Under normal circumstances, the White House announcement that the president was seeking a big budget increase for the National Endowment for the Arts might have been grounds for dismay. Pronounce the acronym “NEA,” and most people think Robert Mapplethorpe, photographs of crucifixes floating in urine, and performance artists prancing about naked, smeared with chocolate, and skirling about the evils of patriarchy.

Thanks, but no thanks.

But things have changed, and changed for the better at the NEA. The reason can be summed up in two trochees: Dana Gioia, the distinguished poet and critic who is the Endowment’s new chairman.

Within a matter of months, Mr. Gioia has transformed that moribund institution into a vibrant force for the preservation and transmission of artistic culture. He has cut out the cutting edge and put back the art. Instead of supporting repellent “transgressive” freaks, he has instituted an important new program to bring Shakespeare to communities across America. And by Shakespeare I mean Shakespeare, not some PoMo rendition that portrays Hamlet in drag or sets A Midsummer Night’s Dream in a concentration camp. (Check the website www.shakespeareinamericancommunities.org for more information.)

And Orrin Judd wrote in December:

The New Deal stood for the proposition that the government will take on the responsibility of providing for your every need. President Bush–though the process actually began with the Republican Congresses paradigm-shifting Welfare reform–is moving the country in a radically different direction, towards a system where the individual will resume the responsible, to the maximum degree feasible, of providing for his own social services–health care, unemployment insurance, education, mortgage, retirement, etc. (The operating title for this new system is apparently the “Ownership Society”, ownership evoking yesterday’s bit of de Tocqueville.) Now, conservatives, not known for their intellects, are terribly confused about all this, because the Welfare State which took 70 years to build wasn’t reconstructed yesterday, which is apparently their test of someone’s bona fides.

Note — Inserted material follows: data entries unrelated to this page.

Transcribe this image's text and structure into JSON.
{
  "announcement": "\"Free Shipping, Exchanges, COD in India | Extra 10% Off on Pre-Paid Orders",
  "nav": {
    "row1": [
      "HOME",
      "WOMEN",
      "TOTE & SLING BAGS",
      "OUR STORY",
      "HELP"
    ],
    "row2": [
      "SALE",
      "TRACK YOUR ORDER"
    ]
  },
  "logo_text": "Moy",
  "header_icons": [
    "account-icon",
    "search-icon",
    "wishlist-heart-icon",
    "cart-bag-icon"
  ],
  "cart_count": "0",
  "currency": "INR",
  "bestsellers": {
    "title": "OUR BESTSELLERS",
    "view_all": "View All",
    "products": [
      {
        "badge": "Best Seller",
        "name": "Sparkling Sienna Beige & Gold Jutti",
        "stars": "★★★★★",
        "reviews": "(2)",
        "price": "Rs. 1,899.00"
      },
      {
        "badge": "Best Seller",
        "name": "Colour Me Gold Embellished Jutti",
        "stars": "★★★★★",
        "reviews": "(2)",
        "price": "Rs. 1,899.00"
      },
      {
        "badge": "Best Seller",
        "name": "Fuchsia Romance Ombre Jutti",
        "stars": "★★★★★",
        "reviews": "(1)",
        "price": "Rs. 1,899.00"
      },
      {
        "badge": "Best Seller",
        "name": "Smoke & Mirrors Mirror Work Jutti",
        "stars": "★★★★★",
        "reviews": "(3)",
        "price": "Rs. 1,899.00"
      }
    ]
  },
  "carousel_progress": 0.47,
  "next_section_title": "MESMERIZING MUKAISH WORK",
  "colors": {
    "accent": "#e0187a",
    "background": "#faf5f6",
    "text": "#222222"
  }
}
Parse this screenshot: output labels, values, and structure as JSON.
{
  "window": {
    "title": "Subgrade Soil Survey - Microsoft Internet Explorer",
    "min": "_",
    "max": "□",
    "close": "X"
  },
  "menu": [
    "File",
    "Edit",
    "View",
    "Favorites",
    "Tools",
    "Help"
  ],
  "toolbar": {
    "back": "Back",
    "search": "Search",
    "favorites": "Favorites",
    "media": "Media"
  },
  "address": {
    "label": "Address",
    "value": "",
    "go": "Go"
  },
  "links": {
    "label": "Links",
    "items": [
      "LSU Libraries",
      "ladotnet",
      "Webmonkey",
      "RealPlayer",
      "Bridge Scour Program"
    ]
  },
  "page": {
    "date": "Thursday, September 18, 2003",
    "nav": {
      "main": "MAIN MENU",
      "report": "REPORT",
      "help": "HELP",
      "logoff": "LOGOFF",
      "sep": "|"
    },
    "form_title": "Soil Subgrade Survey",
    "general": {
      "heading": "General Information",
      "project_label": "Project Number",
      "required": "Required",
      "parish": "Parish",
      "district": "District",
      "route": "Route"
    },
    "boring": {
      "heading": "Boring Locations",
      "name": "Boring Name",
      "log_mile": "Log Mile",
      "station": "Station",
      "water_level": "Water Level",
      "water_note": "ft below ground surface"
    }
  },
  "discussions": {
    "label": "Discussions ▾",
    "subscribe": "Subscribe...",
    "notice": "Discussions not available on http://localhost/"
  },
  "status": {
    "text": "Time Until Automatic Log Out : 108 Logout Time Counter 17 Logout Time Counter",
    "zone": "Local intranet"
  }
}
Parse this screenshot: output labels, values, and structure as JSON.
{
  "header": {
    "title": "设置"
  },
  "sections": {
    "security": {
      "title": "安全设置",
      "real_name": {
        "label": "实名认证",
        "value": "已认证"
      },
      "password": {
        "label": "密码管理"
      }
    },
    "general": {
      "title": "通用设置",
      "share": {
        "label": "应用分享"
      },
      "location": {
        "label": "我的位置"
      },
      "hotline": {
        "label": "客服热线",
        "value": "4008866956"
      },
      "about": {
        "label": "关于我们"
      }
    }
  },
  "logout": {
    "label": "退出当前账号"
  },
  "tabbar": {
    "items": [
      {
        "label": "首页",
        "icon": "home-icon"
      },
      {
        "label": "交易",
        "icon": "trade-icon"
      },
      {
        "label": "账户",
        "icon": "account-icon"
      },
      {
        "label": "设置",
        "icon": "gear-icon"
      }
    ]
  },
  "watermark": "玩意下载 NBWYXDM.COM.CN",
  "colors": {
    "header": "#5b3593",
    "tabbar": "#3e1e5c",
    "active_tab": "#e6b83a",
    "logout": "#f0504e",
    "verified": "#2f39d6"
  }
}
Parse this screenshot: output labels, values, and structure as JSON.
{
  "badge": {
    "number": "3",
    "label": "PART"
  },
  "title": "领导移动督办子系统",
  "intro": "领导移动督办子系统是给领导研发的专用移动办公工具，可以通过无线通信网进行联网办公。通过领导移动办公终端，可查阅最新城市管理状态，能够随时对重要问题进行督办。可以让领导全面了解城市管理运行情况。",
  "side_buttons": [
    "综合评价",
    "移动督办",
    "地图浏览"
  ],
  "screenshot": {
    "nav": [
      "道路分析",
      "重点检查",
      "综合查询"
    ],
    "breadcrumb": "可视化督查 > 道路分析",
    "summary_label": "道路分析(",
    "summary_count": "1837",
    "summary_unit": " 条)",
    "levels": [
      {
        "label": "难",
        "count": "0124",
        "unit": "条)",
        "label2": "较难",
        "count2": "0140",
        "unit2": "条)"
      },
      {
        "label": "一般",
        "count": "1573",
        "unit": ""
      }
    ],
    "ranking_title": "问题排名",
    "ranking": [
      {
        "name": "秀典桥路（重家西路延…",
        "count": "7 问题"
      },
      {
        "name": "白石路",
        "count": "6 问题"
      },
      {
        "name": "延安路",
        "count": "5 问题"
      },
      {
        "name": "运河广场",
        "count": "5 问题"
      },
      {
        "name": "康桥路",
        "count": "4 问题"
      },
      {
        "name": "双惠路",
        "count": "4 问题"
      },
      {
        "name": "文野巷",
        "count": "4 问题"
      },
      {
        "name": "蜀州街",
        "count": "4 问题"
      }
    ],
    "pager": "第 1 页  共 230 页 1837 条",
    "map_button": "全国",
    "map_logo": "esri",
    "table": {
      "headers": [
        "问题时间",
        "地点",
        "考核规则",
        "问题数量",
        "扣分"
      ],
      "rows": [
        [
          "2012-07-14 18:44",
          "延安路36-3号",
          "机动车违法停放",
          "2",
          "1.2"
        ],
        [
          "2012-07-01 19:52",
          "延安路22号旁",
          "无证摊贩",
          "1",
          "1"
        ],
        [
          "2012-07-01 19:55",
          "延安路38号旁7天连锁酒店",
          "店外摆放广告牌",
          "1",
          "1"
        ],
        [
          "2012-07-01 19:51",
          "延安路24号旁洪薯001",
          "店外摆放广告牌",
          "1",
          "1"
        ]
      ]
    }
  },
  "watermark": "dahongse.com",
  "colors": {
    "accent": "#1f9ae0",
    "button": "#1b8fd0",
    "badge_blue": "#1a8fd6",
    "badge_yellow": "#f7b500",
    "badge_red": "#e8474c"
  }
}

However, the Ted Kennedy’s and Hillary Clinton’s, far smarter and more sensitive to even tiny shifts in the zeitgeist than we Neanderthals, are well aware of what’s going on. Mr. Kennedy actually figured it out after helping pass the wolf in sheep’s clothing that is the No Child Left Behind Act. Nothing better illustrates the lag in Conservatives’ comprehension than their continued belief that the NCLBA represented a Republican defeat. More recently, the Medicare reform–which included means-testing, MSA’s and a series of other measures that Republicans have been pushing futiley for a quarter century–has been greeted as some kind of secret socialist coup by the Right, but Democrats fought it because they recognize that little reforms and the executive rule-making powers have a tendency to lead to sweeping change over time. And, at this point, time is on the GOP’s side–whether they recognize it or not.

This isn’t my vision of government–but then, I don’t have to get elected, either. And as Rauch wrote:

“The Republican Party in 1994 tested a proposition,” says a White House aide: “that people wanted government to be radically reduced. And they found out that people didn’t want government to be radically reduced.” Bush saw this, and he saw that the anti-government conservatism of Goldwater and Reagan had reached a dead end; and if there is a single characteristic that distinguishes Bush, it is his willingness to meet a dead end with a bulldozer. In 2002, “he really did set out to have the Republican Party stand for something different,” says Michael Gerson, who signed on with Bush in 1999 and is now his chief speechwriter.

Bush’s view, expressed in his book and in the 2000 campaign, is that government curtails freedom not by being large or active but by making choices that should be left to the people. Without freedom of choice, people feel no responsibility, and Bush insists again and again, as he put it in the book: “I want to usher in a responsibility era.”

Big government without statism? With a minimum of top-down controls? Doesn’t seem possible to me, and it’s not the government model I personally want, but then I don’t have to get elected, either.

UPDATE: Scott Ott “looks” at the first play those new bucks will be funding at the NEA.